Lawrence -- If Thongchai Jaidee wins the Masters this year, I'll buy you a steak dinner at the DC restaurant of your choice. But thanks for your kind words. As for Geoff Ogilvy, you may be on to something there. Now, here's a list of the "what's he doing at Augusta?" caucus (the players about whom you can't quite figure out how they qualified, even though the Masters web site helpfully explains it to you; i.e. the ones who you didn't realized had played well enough in the first place): Jason Bohn, Ted Purdy, Ryan Moore. Meanwhile, I'd much rather see Jay Haas in the field (not qualified for the first time in years) than a host of the folks who did make it. And I'd still like to see Greg Norman even if he hasn't been healthy enough to play more than about three tourneys a year for the past several years....
The Spectacle Blog
Fr. John Jenkins, president of the University of Notre Dame, released his "closing statement" on the Vagina Monologues performance today. Though he still finds that it is opposed to the Catholic understanding of human sexuality, he will not prohibit its performance on campus: "I am very determined that we not suppress free speech on campus."
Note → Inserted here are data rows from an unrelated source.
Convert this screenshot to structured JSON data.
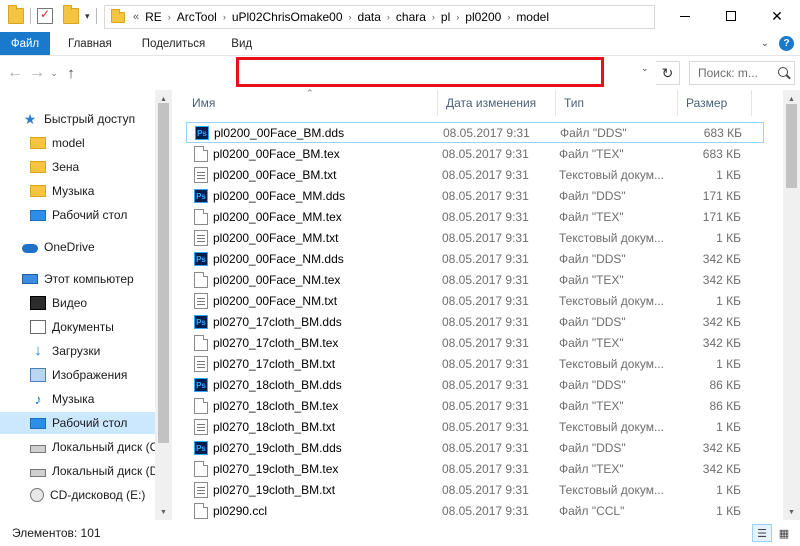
{
  "window": {
    "title": "model",
    "minimize": "—",
    "maximize": "□",
    "close": "✕"
  },
  "ribbon": {
    "tabs": [
      "Файл",
      "Главная",
      "Поделиться",
      "Вид"
    ],
    "help": "?"
  },
  "address": {
    "lead": "«",
    "crumbs": [
      "RE",
      "ArcTool",
      "uPl02ChrisOmake00",
      "data",
      "chara",
      "pl",
      "pl0200",
      "model"
    ],
    "search_placeholder": "Поиск: m..."
  },
  "sidebar": {
    "items": [
      {
        "label": "Быстрый доступ",
        "icon": "star-icon"
      },
      {
        "label": "model",
        "icon": "folder-icon"
      },
      {
        "label": "Зена",
        "icon": "folder-icon"
      },
      {
        "label": "Музыка",
        "icon": "folder-icon"
      },
      {
        "label": "Рабочий стол",
        "icon": "desktop-icon"
      },
      {
        "label": "OneDrive",
        "icon": "cloud-icon"
      },
      {
        "label": "Этот компьютер",
        "icon": "computer-icon"
      },
      {
        "label": "Видео",
        "icon": "video-icon"
      },
      {
        "label": "Документы",
        "icon": "documents-icon"
      },
      {
        "label": "Загрузки",
        "icon": "download-icon"
      },
      {
        "label": "Изображения",
        "icon": "images-icon"
      },
      {
        "label": "Музыка",
        "icon": "music-icon"
      },
      {
        "label": "Рабочий стол",
        "icon": "desktop-icon"
      },
      {
        "label": "Локальный диск (C",
        "icon": "disk-icon"
      },
      {
        "label": "Локальный диск (D",
        "icon": "disk-icon"
      },
      {
        "label": "CD-дисковод (E:)",
        "icon": "cd-icon"
      }
    ],
    "selected_label": "Рабочий стол"
  },
  "columns": {
    "name": "Имя",
    "date": "Дата изменения",
    "type": "Тип",
    "size": "Размер"
  },
  "files": [
    {
      "name": "pl0200_00Face_BM.dds",
      "date": "08.05.2017 9:31",
      "type": "Файл \"DDS\"",
      "size": "683 КБ",
      "kind": "ps"
    },
    {
      "name": "pl0200_00Face_BM.tex",
      "date": "08.05.2017 9:31",
      "type": "Файл \"TEX\"",
      "size": "683 КБ",
      "kind": "file"
    },
    {
      "name": "pl0200_00Face_BM.txt",
      "date": "08.05.2017 9:31",
      "type": "Текстовый докум...",
      "size": "1 КБ",
      "kind": "txt"
    },
    {
      "name": "pl0200_00Face_MM.dds",
      "date": "08.05.2017 9:31",
      "type": "Файл \"DDS\"",
      "size": "171 КБ",
      "kind": "ps"
    },
    {
      "name": "pl0200_00Face_MM.tex",
      "date": "08.05.2017 9:31",
      "type": "Файл \"TEX\"",
      "size": "171 КБ",
      "kind": "file"
    },
    {
      "name": "pl0200_00Face_MM.txt",
      "date": "08.05.2017 9:31",
      "type": "Текстовый докум...",
      "size": "1 КБ",
      "kind": "txt"
    },
    {
      "name": "pl0200_00Face_NM.dds",
      "date": "08.05.2017 9:31",
      "type": "Файл \"DDS\"",
      "size": "342 КБ",
      "kind": "ps"
    },
    {
      "name": "pl0200_00Face_NM.tex",
      "date": "08.05.2017 9:31",
      "type": "Файл \"TEX\"",
      "size": "342 КБ",
      "kind": "file"
    },
    {
      "name": "pl0200_00Face_NM.txt",
      "date": "08.05.2017 9:31",
      "type": "Текстовый докум...",
      "size": "1 КБ",
      "kind": "txt"
    },
    {
      "name": "pl0270_17cloth_BM.dds",
      "date": "08.05.2017 9:31",
      "type": "Файл \"DDS\"",
      "size": "342 КБ",
      "kind": "ps"
    },
    {
      "name": "pl0270_17cloth_BM.tex",
      "date": "08.05.2017 9:31",
      "type": "Файл \"TEX\"",
      "size": "342 КБ",
      "kind": "file"
    },
    {
      "name": "pl0270_17cloth_BM.txt",
      "date": "08.05.2017 9:31",
      "type": "Текстовый докум...",
      "size": "1 КБ",
      "kind": "txt"
    },
    {
      "name": "pl0270_18cloth_BM.dds",
      "date": "08.05.2017 9:31",
      "type": "Файл \"DDS\"",
      "size": "86 КБ",
      "kind": "ps"
    },
    {
      "name": "pl0270_18cloth_BM.tex",
      "date": "08.05.2017 9:31",
      "type": "Файл \"TEX\"",
      "size": "86 КБ",
      "kind": "file"
    },
    {
      "name": "pl0270_18cloth_BM.txt",
      "date": "08.05.2017 9:31",
      "type": "Текстовый докум...",
      "size": "1 КБ",
      "kind": "txt"
    },
    {
      "name": "pl0270_19cloth_BM.dds",
      "date": "08.05.2017 9:31",
      "type": "Файл \"DDS\"",
      "size": "342 КБ",
      "kind": "ps"
    },
    {
      "name": "pl0270_19cloth_BM.tex",
      "date": "08.05.2017 9:31",
      "type": "Файл \"TEX\"",
      "size": "342 КБ",
      "kind": "file"
    },
    {
      "name": "pl0270_19cloth_BM.txt",
      "date": "08.05.2017 9:31",
      "type": "Текстовый докум...",
      "size": "1 КБ",
      "kind": "txt"
    },
    {
      "name": "pl0290.ccl",
      "date": "08.05.2017 9:31",
      "type": "Файл \"CCL\"",
      "size": "1 КБ",
      "kind": "file"
    }
  ],
  "status": {
    "items_count": "Элементов: 101"
  },
  "colors": {
    "accent": "#1979ca",
    "highlight_box": "#e8101a",
    "selection": "#cce8ff"
  }
}
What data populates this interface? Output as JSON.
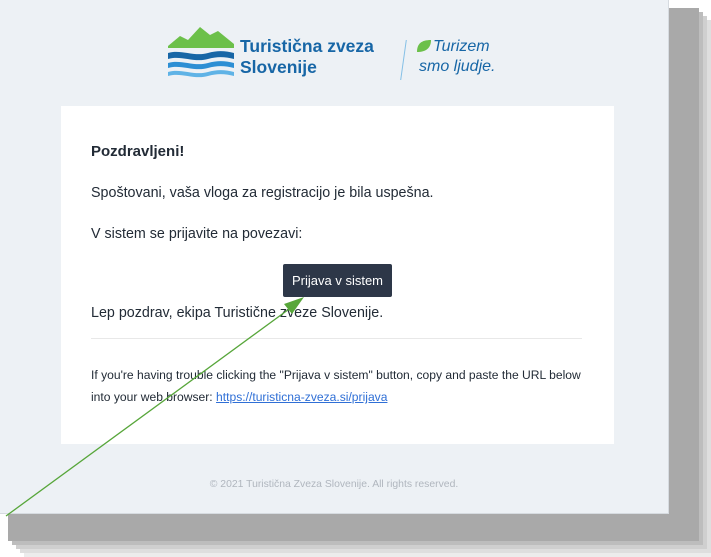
{
  "brand": {
    "name_line1": "Turistična zveza",
    "name_line2": "Slovenije",
    "slogan_line1": "Turizem",
    "slogan_line2": "smo ljudje."
  },
  "email": {
    "greeting": "Pozdravljeni!",
    "paragraph1": "Spoštovani, vaša vloga za registracijo je bila uspešna.",
    "paragraph2": "V sistem se prijavite na povezavi:",
    "button_label": "Prijava v sistem",
    "closing": "Lep pozdrav, ekipa Turistične zveze Slovenije.",
    "trouble_text": "If you're having trouble clicking the \"Prijava v sistem\" button, copy and paste the URL below into your web browser:",
    "trouble_link": "https://turisticna-zveza.si/prijava"
  },
  "footer": {
    "copyright": "© 2021 Turistična Zveza Slovenije. All rights reserved."
  },
  "colors": {
    "brand_blue": "#1766a6",
    "brand_green": "#6cc04a",
    "button_dark": "#2d3748",
    "link_blue": "#2f6fd6",
    "annotation_arrow": "#57a63a"
  },
  "icons": [
    "mountains-logo-icon",
    "leaf-icon",
    "annotation-arrow"
  ]
}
How disappointing. It appears Fr. Jenkins has been convinced by the campus multicultis that free speech must enjoy an official forum. Students and faculty are free to discuss even the most corrupt ideas in the classroom, in the residence halls, in the pages of the Observor, and really anywhere else. That doesn't mean Notre Dame should afford them space to spread such pollution.
Within two hours of the president’s
Here’s the money quote:
Mr. Bartlett, the man who calls Bush impostor, now declares that tax cuts don't "starve the beast" of government growth. It's not good enough for Bartlett that tax cuts have not recently starved the beast, nor that tax cuts are not currently starving it, both of which are fair enough judgments -- or really, observations. But Bartlett has lost his patience for spectator sports, and only the wrath of judgment can satisfy. He seems audacious enough, in fact, to posit a whole new law of economics -- two new laws, in fact -- to consign the tax-cut "dogma" to the dustbin of history. It's all happening at TimesSelect -- but you can watch Bartlett's logical pinata spill its guts and twist in the wind, free of charge, at Postmodern Conservative.
Nice piece on the Masters. Watch for Tongchai Jaidee, who has the most fabulous short game I've ever seen, and Jeff Ogilvy, who is poised for greatness.
Years ago, I won a betting pool on the Masters. You were required to pick three players; if your players finished cumulatively the best, you won. If your players missed the cut you were out. I picked players I was sure would make the cut (like Jay Haas) and won the pot on Friday.
I'm only now able to get around to writing about something that's bothered me for some time: the suspension for one month last Friday of an ABC "Good Morning America" producer named John Green for something he wrote in an e-mail EIGHTEEN MONTHS AGO critical of President Bush and almost TWELVE MONTHS AGO in an e-mail critical of Madeleine Albright. To its credit, the New York Times got around to reporting the story only yesterday, three days after the dutiful Howard Kurtz wrote it up in the Washington Post.
I won't touch the merits of the Catholic bishops' involvement in the immigration issue, but would that they showed this much mettle when it came to abortion legislation. While reasonable and faithful Christians may disagree on immigration, abortion is a morally unambiguous mass murder. When's Cardinal Mahony then?
Wal-Mart says it's building 50 new stores in "struggling" (read: poor) urban areas. This isn't exactly new, but the aggressive initiative is: they're intentionally placing the stores in high crime/unemployment areas, on environmentally contaminated sites (cleaned up by Wal-Mart), and in vacant buildings. To head off criticism that the corporation kills small businesses, Wal-Mart will give small businesses grants and free advertising.
South Side Chicago would already have a Wal-Mart in a blighted neighborhood if the city council hadn't stopped it.